In response to overwhelming clinical evidence about the importance of skin-to-skin contact between baby and mother immediately following birth, St. Paul’s Hospital is the first hospital in Canada to trial in its OR a new positioning band, the Joeyband, which facilitates skin to skin – especially in mothers who have C-sections.
Skin-to-skin contact normally involves a naked infant lying prone on a mother’s bare chest, with the infant’s back covered by a blanket. However, mothers who deliver by C-section face challenges with this. Due to the spinal epidural, severe fatigue, and/or shaking and heaviness in her arms, her ability to hold her baby is compromised. Her supine position, along with the surgical drape can also make it awkward to support the baby. Partners and spouses are often preoccupied with taking photos and are not able to assist with holding the baby.
“Many women who undergo C-sections opt not to hold their babies for fear the baby will fall,” said Scott Harrison, St. Paul’s director of maternity and NICU. “If a mother does attempt it, there is a tendency for the baby to slide towards her neck, making it difficult for her to see her newborn. The Joeyband is a solution that is long overdue and St. Paul’s Hospital is pleased to be the first in Canada to trial it in its OR. We are already seeing successful outcomes from it,” he said.

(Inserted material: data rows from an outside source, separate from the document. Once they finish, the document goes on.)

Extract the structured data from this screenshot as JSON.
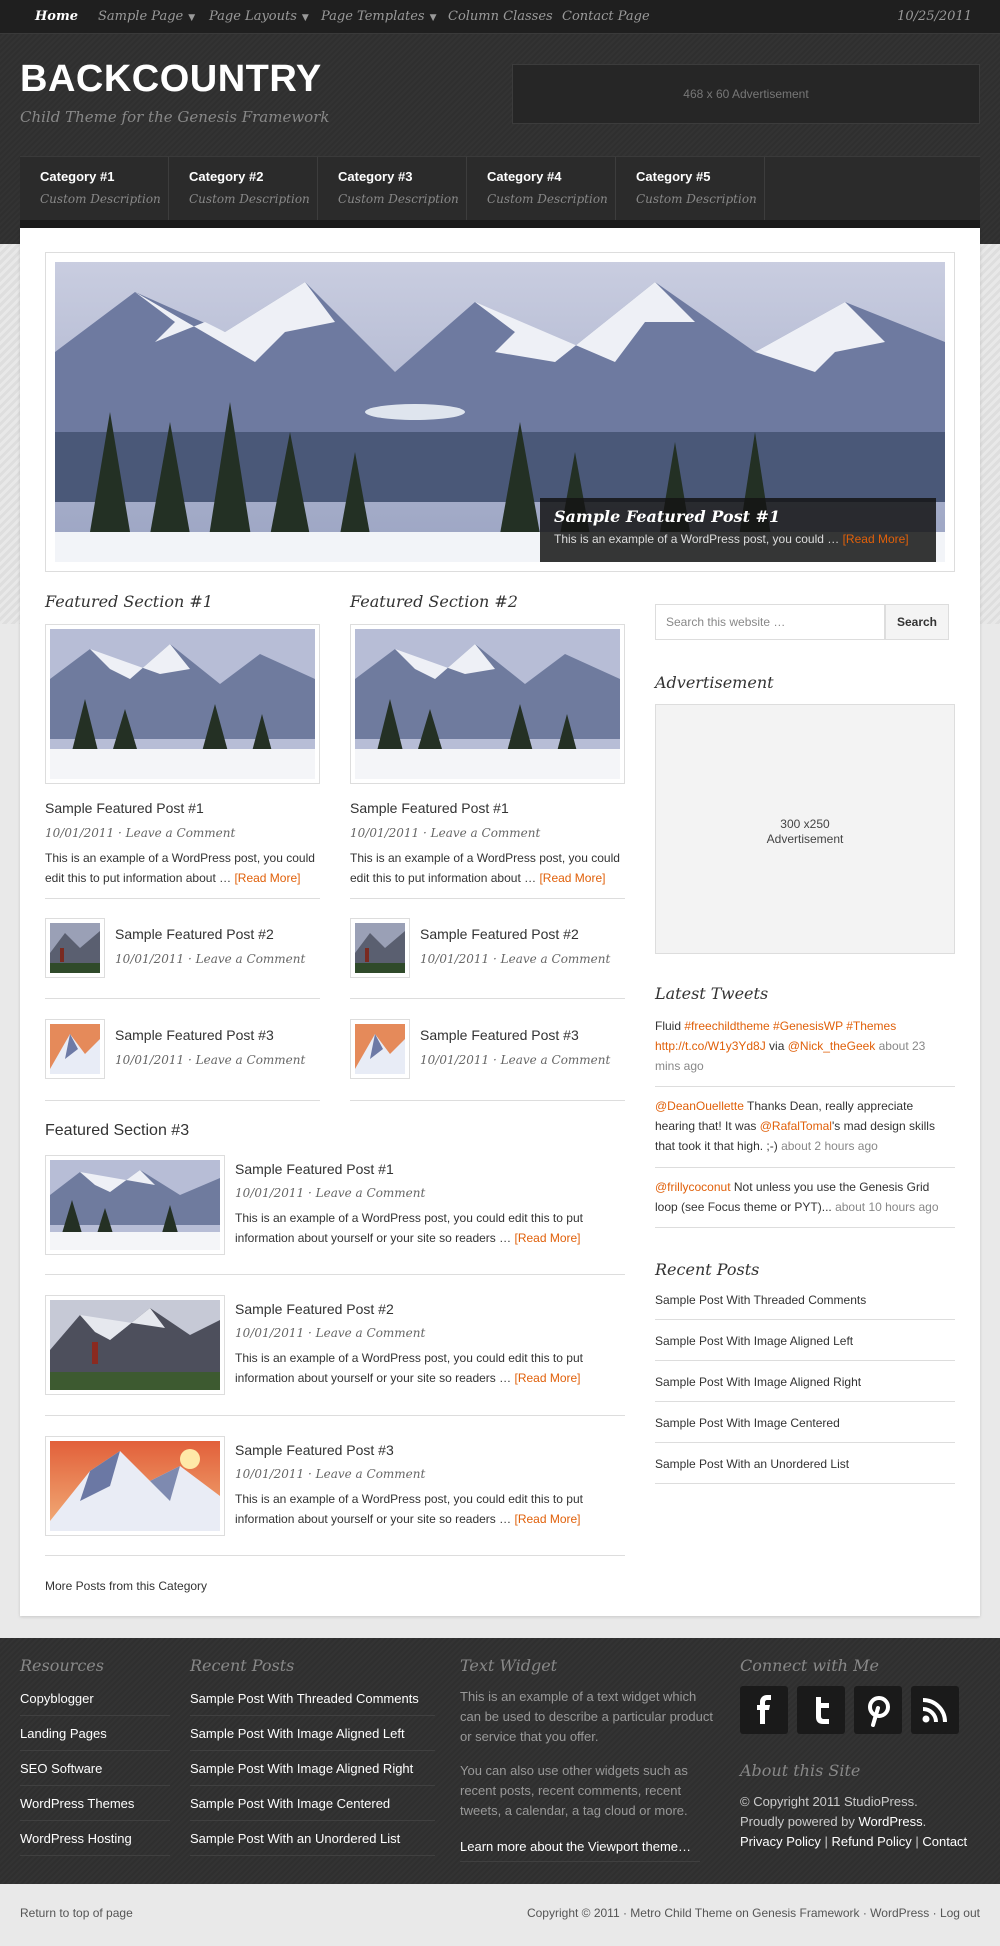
{
  "topnav": {
    "items": [
      {
        "label": "Home",
        "dropdown": false
      },
      {
        "label": "Sample Page",
        "dropdown": true
      },
      {
        "label": "Page Layouts",
        "dropdown": true
      },
      {
        "label": "Page Templates",
        "dropdown": true
      },
      {
        "label": "Column Classes",
        "dropdown": false
      },
      {
        "label": "Contact Page",
        "dropdown": false
      }
    ],
    "date": "10/25/2011"
  },
  "header": {
    "title": "BACKCOUNTRY",
    "description": "Child Theme for the Genesis Framework",
    "ad": "468 x 60 Advertisement"
  },
  "catnav": [
    {
      "title": "Category #1",
      "desc": "Custom Description"
    },
    {
      "title": "Category #2",
      "desc": "Custom Description"
    },
    {
      "title": "Category #3",
      "desc": "Custom Description"
    },
    {
      "title": "Category #4",
      "desc": "Custom Description"
    },
    {
      "title": "Category #5",
      "desc": "Custom Description"
    }
  ],
  "slider": {
    "title": "Sample Featured Post #1",
    "excerpt": "This is an example of a WordPress post, you could …",
    "read_more": "[Read More]"
  },
  "featured1": {
    "heading": "Featured Section #1",
    "main": {
      "title": "Sample Featured Post #1",
      "date": "10/01/2011",
      "comment": "Leave a Comment",
      "excerpt1": "This is an example of a WordPress post, you could",
      "excerpt2": "edit this to put information about …",
      "read_more": "[Read More]"
    },
    "list": [
      {
        "title": "Sample Featured Post #2",
        "date": "10/01/2011",
        "comment": "Leave a Comment"
      },
      {
        "title": "Sample Featured Post #3",
        "date": "10/01/2011",
        "comment": "Leave a Comment"
      }
    ]
  },
  "featured2": {
    "heading": "Featured Section #2",
    "main": {
      "title": "Sample Featured Post #1",
      "date": "10/01/2011",
      "comment": "Leave a Comment",
      "excerpt1": "This is an example of a WordPress post, you could",
      "excerpt2": "edit this to put information about …",
      "read_more": "[Read More]"
    },
    "list": [
      {
        "title": "Sample Featured Post #2",
        "date": "10/01/2011",
        "comment": "Leave a Comment"
      },
      {
        "title": "Sample Featured Post #3",
        "date": "10/01/2011",
        "comment": "Leave a Comment"
      }
    ]
  },
  "featured3": {
    "heading": "Featured Section #3",
    "posts": [
      {
        "title": "Sample Featured Post #1",
        "date": "10/01/2011",
        "comment": "Leave a Comment",
        "excerpt1": "This is an example of a WordPress post, you could edit this to put",
        "excerpt2": "information about yourself or your site so readers …",
        "read_more": "[Read More]"
      },
      {
        "title": "Sample Featured Post #2",
        "date": "10/01/2011",
        "comment": "Leave a Comment",
        "excerpt1": "This is an example of a WordPress post, you could edit this to put",
        "excerpt2": "information about yourself or your site so readers …",
        "read_more": "[Read More]"
      },
      {
        "title": "Sample Featured Post #3",
        "date": "10/01/2011",
        "comment": "Leave a Comment",
        "excerpt1": "This is an example of a WordPress post, you could edit this to put",
        "excerpt2": "information about yourself or your site so readers …",
        "read_more": "[Read More]"
      }
    ],
    "more": "More Posts from this Category"
  },
  "sidebar": {
    "search_placeholder": "Search this website …",
    "search_button": "Search",
    "ad_heading": "Advertisement",
    "ad_line1": "300 x250",
    "ad_line2": "Advertisement",
    "tweets_heading": "Latest Tweets",
    "tweets": [
      {
        "p1": "Fluid ",
        "l1": "#freechildtheme #GenesisWP #Themes",
        "l2": "http://t.co/W1y3Yd8J",
        "p2": " via ",
        "l3": "@Nick_theGeek",
        "ago1": " about 23",
        "ago2": "mins ago"
      },
      {
        "l1": "@DeanOuellette",
        "p1": " Thanks Dean, really appreciate",
        "p2": "hearing that! It was ",
        "l2": "@RafalTomal",
        "p3": "'s mad design skills",
        "p4": "that took it that high. ;-)",
        "ago": " about 2 hours ago"
      },
      {
        "l1": "@frillycoconut",
        "p1": " Not unless you use the Genesis Grid",
        "p2": "loop (see Focus theme or PYT)...",
        "ago": " about 10 hours ago"
      }
    ],
    "recent_heading": "Recent Posts",
    "recent": [
      "Sample Post With Threaded Comments",
      "Sample Post With Image Aligned Left",
      "Sample Post With Image Aligned Right",
      "Sample Post With Image Centered",
      "Sample Post With an Unordered List"
    ]
  },
  "footer": {
    "resources_heading": "Resources",
    "resources": [
      "Copyblogger",
      "Landing Pages",
      "SEO Software",
      "WordPress Themes",
      "WordPress Hosting"
    ],
    "recent_heading": "Recent Posts",
    "recent": [
      "Sample Post With Threaded Comments",
      "Sample Post With Image Aligned Left",
      "Sample Post With Image Aligned Right",
      "Sample Post With Image Centered",
      "Sample Post With an Unordered List"
    ],
    "text_heading": "Text Widget",
    "text1": "This is an example of a text widget which can be used to describe a particular product or service that you offer.",
    "text2": "You can also use other widgets such as recent posts, recent comments, recent tweets, a calendar, a tag cloud or more.",
    "text_link": "Learn more about the Viewport theme…",
    "connect_heading": "Connect with Me",
    "social": [
      "facebook-icon",
      "twitter-icon",
      "pinterest-icon",
      "rss-icon"
    ],
    "about_heading": "About this Site",
    "copyright": "© Copyright 2011 StudioPress.",
    "powered": "Proudly powered by ",
    "wordpress": "WordPress",
    "privacy": "Privacy Policy",
    "refund": "Refund Policy",
    "contact": "Contact"
  },
  "bottom": {
    "top_link": "Return to top of page",
    "copyright": "Copyright © 2011 · Metro Child Theme on Genesis Framework · WordPress · Log out"
  },
  "colors": {
    "accent": "#e0600a",
    "dark": "#2f2f2f",
    "panel": "#ffffff"
  }
}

Joeyband a safe way to hold infants after C-sections
The Joeyband positioning band was specifically designed to provide early skin to skin in the OR by keeping the newborn in the correct position, preventing newborns’ falls and risk of suffocation. It increases maternal satisfaction with skin-to-skin experience during surgery by providing stability and ease for mothers in holding their babies.
A Canadian company, Mothers Choice Products, donated 10 Joeybands to St. Paul’s to be trialed on six patients. Made in Canada, the Joeyband enables early and continuous skin-to-skin contact in the OR, increasing the likelihood of exclusive breastfeeding at discharge. It doesn’t interfere with medical lines or equipment, and offers deep pressure touch to reassure the baby that she or he is safe. It also allows for quick access and removal in case of emergency, and minimizes a need for the nurse to hold the baby in skin-to-skin position.
Skin-to-skin contact key to exclusive breastfeeding success
Research has shown that one of the keys to successful breastfeeding is initiation of maternal/infant skin-to-skin contact within an hour after birth, and not interrupting that contact.
“It’s been a pleasure working together with St. Paul’s Hospital on their new initiative to introduce the JoeyBand by Sleepbelt into their maternity, NICU, and operating room environments,” said Veronica Wong, marketing manager, Mothers Choice Products. “We believe this to be a positive step in optimal maternal health care practices. In its effort to assist families with healthy and positive birthing experiences, (St. Paul’s) continues to be a leader in innovative health care Canada-wide.”
Breastfeeding rate typically lower among mothers who have C-sections
The World Health Organization (WHO) recommends that mothers worldwide exclusively breastfeed infants for the child’s first six months to achieve optimal growth, development and health. Exclusive breastfeeding is when the infant only receives breast milk without any additional food or drink, not even water.
The percentage of newborns receiving exclusive breast milk at St. Paul’s upon discharge is 55 per cent, the C-section rate is between 45 and 48 per cent. Studies show that the breastfeeding rate is lower among women who give birth by C-section compared to women who give birth vaginally.